Emily McDowell has a series of empathy cards for people who have serious illnesses.
One of my favorites reads:
I can relate to that. My son lives in serious chronic pain from migraines and related headache disorder. He goes to school in pain. He eats in pain. He laughs and plays video games in pain. He has an amazing attitude and has gotten invaluable help and training from a clinical psychologist who specializes in working with children in pain. If you are in pain, I strongly urge you to find a good therapist who can help you to cope.
He has learned a lot from his experience. Yesterday, he told me he remains cheerful despite everything because he consciously focuses on aspects of his daily life that give him joy. That’s where he keeps his self. In other words, he practices mindfulness as a conscious coping mechanism. As he heals—and I remain optimistic that he will get better—the skills he has learned will put in in good stead. If he can ever get his wheels off this sand, he will take off like a shot. This long miserable illness has helped to shape him into the amazing young man he is becoming.
But don’t tell me that the constant agonizing pain he is in happened “for a reason.” Or that maybe it’s “for the best.”
Keeping a Positive Attitude vs. Fatalism
Keeping a positive attitude and remaining optimistic is a critical part of healing for people who are chronically ill. For people in pain, in particular, depression at the limits it puts on your life is common. Depression causes pain, but pain also causes depression. The serotonin and dopamine levels and balance that contribute to one also contribute to the other. Pain can also lead to anxiety, as you constantly worry about how it will interfere with normal life functions.
Thus, maintaining a positive hopeful attitude, maintaining social relationships, and finding things that make you happy are important.
When my husband recently challenged someone who said that our son’s pain happened “for a reason,” she told him that he had to keep a positive attitude. But I don’t think that believing his pain is part of a plan—of God, as this person believes, or of fate—is positive. It is fatalistic. It means that it has appeared for a reason and it will go away for a reason, and there is little that can be done about it.
It makes the person in pain a victim who can only suffer, like Job, who could do nothing to escape his fate.
To me, that is completely different than having a positive attitude. People with efficacy have a positive attitude. Warthogs—people who dig in and keep on pushing when the going gets tough—have a positive attitude. Similarly, people who believe that abilities are malleable and that hard work can increase intelligence work hard in the face of obstacles. They are positive and fight to hold onto their lives and keep going in spite of obstacles.

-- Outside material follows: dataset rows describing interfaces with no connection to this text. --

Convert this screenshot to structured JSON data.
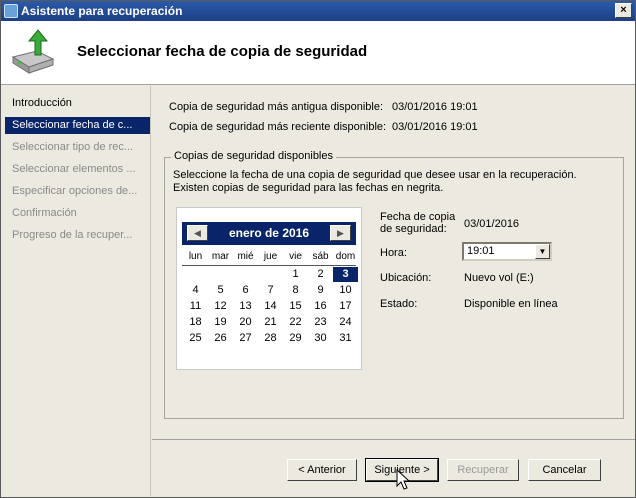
{
  "window": {
    "title": "Asistente para recuperación",
    "close_glyph": "×"
  },
  "header": {
    "title": "Seleccionar fecha de copia de seguridad",
    "icon": "backup-restore-icon"
  },
  "sidebar": {
    "steps": [
      {
        "label": "Introducción",
        "state": "done"
      },
      {
        "label": "Seleccionar fecha de c...",
        "state": "active"
      },
      {
        "label": "Seleccionar tipo de rec...",
        "state": "pending"
      },
      {
        "label": "Seleccionar elementos ...",
        "state": "pending"
      },
      {
        "label": "Especificar opciones de...",
        "state": "pending"
      },
      {
        "label": "Confirmación",
        "state": "pending"
      },
      {
        "label": "Progreso de la recuper...",
        "state": "pending"
      }
    ]
  },
  "info": {
    "oldest_label": "Copia de seguridad más antigua disponible:",
    "oldest_value": "03/01/2016 19:01",
    "newest_label": "Copia de seguridad más reciente disponible:",
    "newest_value": "03/01/2016 19:01"
  },
  "group": {
    "title": "Copias de seguridad disponibles",
    "description": "Seleccione la fecha de una copia de seguridad que desee usar en la recuperación. Existen copias de seguridad para las fechas en negrita."
  },
  "calendar": {
    "month": "enero de 2016",
    "prev_glyph": "◀",
    "next_glyph": "▶",
    "weekdays": [
      "lun",
      "mar",
      "mié",
      "jue",
      "vie",
      "sáb",
      "dom"
    ],
    "selected_day": "3",
    "weeks": [
      [
        "",
        "",
        "",
        "",
        "1",
        "2",
        "3"
      ],
      [
        "4",
        "5",
        "6",
        "7",
        "8",
        "9",
        "10"
      ],
      [
        "11",
        "12",
        "13",
        "14",
        "15",
        "16",
        "17"
      ],
      [
        "18",
        "19",
        "20",
        "21",
        "22",
        "23",
        "24"
      ],
      [
        "25",
        "26",
        "27",
        "28",
        "29",
        "30",
        "31"
      ]
    ]
  },
  "details": {
    "date_label_line1": "Fecha de copia",
    "date_label_line2": "de seguridad:",
    "date_value": "03/01/2016",
    "time_label": "Hora:",
    "time_value": "19:01",
    "location_label": "Ubicación:",
    "location_value": "Nuevo vol (E:)",
    "status_label": "Estado:",
    "status_value": "Disponible en línea"
  },
  "buttons": {
    "back": "< Anterior",
    "next": "Siguiente >",
    "recover": "Recuperar",
    "cancel": "Cancelar"
  }
}
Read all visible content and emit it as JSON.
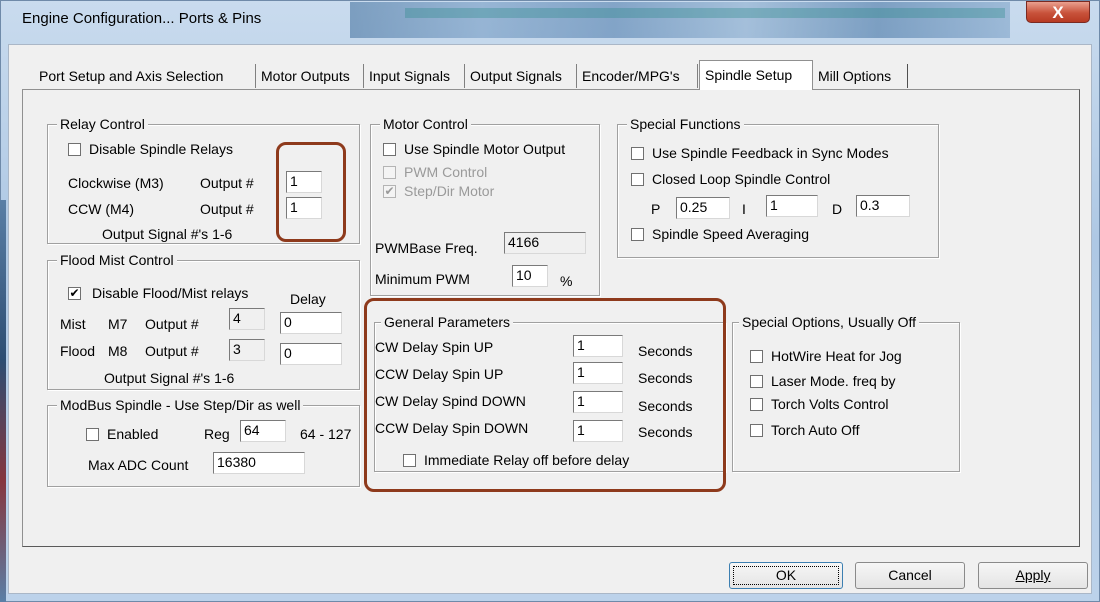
{
  "window": {
    "title": "Engine Configuration... Ports & Pins",
    "close_glyph": "X"
  },
  "tabs": [
    {
      "label": "Port Setup and Axis Selection"
    },
    {
      "label": "Motor Outputs"
    },
    {
      "label": "Input Signals"
    },
    {
      "label": "Output Signals"
    },
    {
      "label": "Encoder/MPG's"
    },
    {
      "label": "Spindle Setup"
    },
    {
      "label": "Mill Options"
    }
  ],
  "relay": {
    "title": "Relay Control",
    "disable_label": "Disable Spindle Relays",
    "disable_checked": false,
    "cw_label": "Clockwise (M3)",
    "cw_output_label": "Output #",
    "cw_value": "1",
    "ccw_label": "CCW (M4)",
    "ccw_output_label": "Output #",
    "ccw_value": "1",
    "signal_note": "Output Signal #'s 1-6"
  },
  "flood": {
    "title": "Flood Mist Control",
    "disable_label": "Disable Flood/Mist relays",
    "disable_checked": true,
    "check_glyph": "✔",
    "delay_label": "Delay",
    "mist_label": "Mist",
    "mist_code": "M7",
    "mist_output_label": "Output #",
    "mist_output": "4",
    "mist_delay": "0",
    "flood_label": "Flood",
    "flood_code": "M8",
    "flood_output_label": "Output #",
    "flood_output": "3",
    "flood_delay": "0",
    "signal_note": "Output Signal #'s 1-6"
  },
  "modbus": {
    "title": "ModBus Spindle - Use Step/Dir as well",
    "enabled_label": "Enabled",
    "enabled_checked": false,
    "reg_label": "Reg",
    "reg_value": "64",
    "reg_range": "64 - 127",
    "max_adc_label": "Max ADC Count",
    "max_adc_value": "16380"
  },
  "motor": {
    "title": "Motor Control",
    "use_label": "Use Spindle Motor Output",
    "use_checked": false,
    "pwm_label": "PWM Control",
    "pwm_checked": false,
    "stepdir_label": "Step/Dir Motor",
    "stepdir_checked": true,
    "check_glyph": "✔",
    "pwmbase_label": "PWMBase Freq.",
    "pwmbase_value": "4166",
    "minpwm_label": "Minimum PWM",
    "minpwm_value": "10",
    "minpwm_unit": "%"
  },
  "special": {
    "title": "Special Functions",
    "feedback_label": "Use Spindle Feedback in Sync Modes",
    "feedback_checked": false,
    "closed_loop_label": "Closed Loop Spindle Control",
    "closed_loop_checked": false,
    "p_label": "P",
    "p_value": "0.25",
    "i_label": "I",
    "i_value": "1",
    "d_label": "D",
    "d_value": "0.3",
    "averaging_label": "Spindle Speed Averaging",
    "averaging_checked": false
  },
  "general": {
    "title": "General Parameters",
    "rows": [
      {
        "label": "CW Delay Spin UP",
        "value": "1",
        "unit": "Seconds"
      },
      {
        "label": "CCW Delay Spin UP",
        "value": "1",
        "unit": "Seconds"
      },
      {
        "label": "CW Delay Spind DOWN",
        "value": "1",
        "unit": "Seconds"
      },
      {
        "label": "CCW Delay Spin DOWN",
        "value": "1",
        "unit": "Seconds"
      }
    ],
    "immediate_label": "Immediate Relay off before delay",
    "immediate_checked": false
  },
  "options": {
    "title": "Special Options, Usually Off",
    "items": [
      {
        "label": "HotWire Heat for Jog",
        "checked": false
      },
      {
        "label": "Laser Mode. freq by",
        "checked": false
      },
      {
        "label": "Torch Volts Control",
        "checked": false
      },
      {
        "label": "Torch Auto Off",
        "checked": false
      }
    ]
  },
  "buttons": {
    "ok": "OK",
    "cancel": "Cancel",
    "apply": "Apply"
  },
  "colors": {
    "highlight": "#8e3a1c",
    "close_button": "#c8523b"
  }
}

Efficacy is critically important for people to take action to maintain their health. According to Bandura’s theory of social action, knowing how to do something is only one component of taking action to make your life better. You also need to believe that what you do will make a difference. Having a positive attitude enhances your belief that what you do makes a difference. Fatalism undermines it. It implies that what will be, will be, no matter what you do.
My son has a positive attitude. It helps him go to school in pain because he believes his doctors when they tell him it will help him recover. It gets him to exercise, drink lots of water, eat regularly, and stick to a very strict diet because he can see it help. He thinks his life will get better and that his actions and attitude will help him get there. That’s a positive attitude.
I have seen what happens when kids lose that attitude in the sorrowful posts of mothers with kids very much like my son who are depressed and suicidal. If you’ve been in pain for years and you don’t have hope, it must be hard to go forward.
To me, saying
that illness and pain happens for a reason or for the best or that
“there’s a plan” takes away that efficacy. It tells me that there’s a
divine plan for my son to suffer. And I cannot accept that.
· What Not To Say to a Parent With A Child in Pain was first published by Nancy Darling for her blog, Thinking About Kids, for Psychology Today on Nov 22, 2015: https://www.psychologytoday.com/blog/thinking-about-kids/201511/what-you-should-never-say-someone-whos-suffering